But “A149” doesn’t fit into that sequence because it doesn’t contribute to the narrowing-down process. It’s not a defining feature of the “Prince Philip crash road”; it is the Prince Philip crash road. It’s a (much shorter) synonym for the noun pile as a whole. Read in the way one conventionally parses noun piles, it suggests that there might be two A149s, a Prince Philip one and a non-Prince Philip one, and of course there’s only one.

It looks less like a noun pile and more like a URL slug or painstaking SEO headline with all possible search terms included. Which helps with understanding, of course: but if you’re tight for space, you might not want to be describing the same thing twice.


*Possibly, one suspects, because the headline counts are so tight on the Most Read lists.


Gene editing

22 Jan

Ha. At the end, this reads a bit like …

Absurd, of course, but you could almost mistake “He”, meaning rogue Chinese geneticist He Jiankui, for “He” meaning the last person who spoke, David Liu. Ha! Amusing.

I mean, only for a moment. It’s just the lure of low attachment. No one will be genuinely misled. Pointless to worry about hypothetical microseconds of confusion like this.

I mean, you don’t want to be one of those editors who insists on not splitting “15 million” after “15” at the end of a line. There are bigger fish to fry. Factual errors could be sailing past your nose while you worry about footling details.

I mean, for example, we’re specifically told in the style guide only to hyphenate compound adjectives when there’s a genuine risk of confusion, not just a hypothetical one.

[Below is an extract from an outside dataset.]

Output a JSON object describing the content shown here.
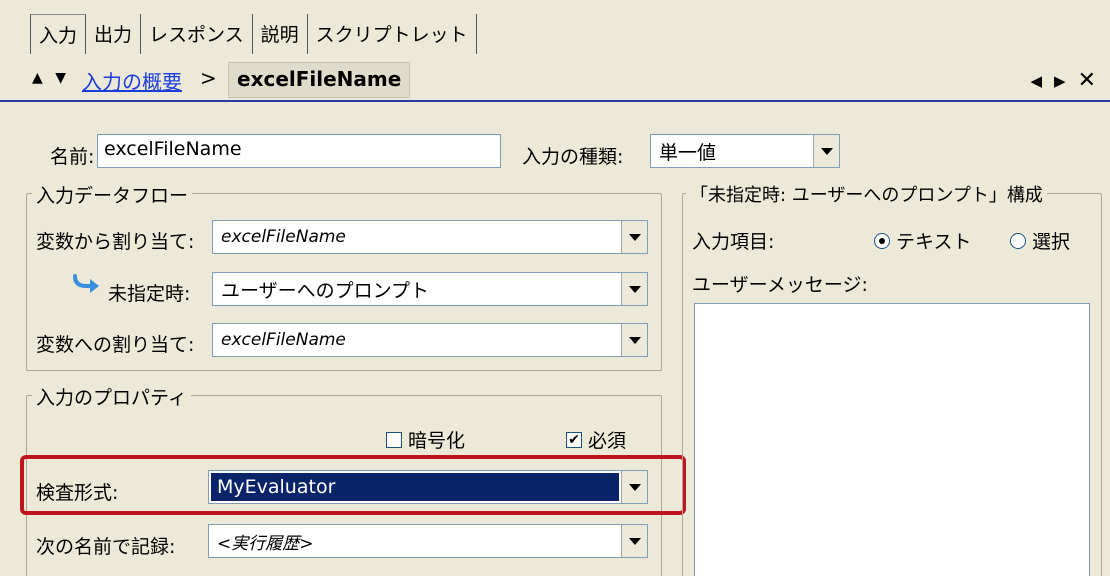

Edit for real-world readers, not copydesk professionals who are mordantly obsessed with ambiguity. Come on, get on with it. It’s fine.


I’ll just change it.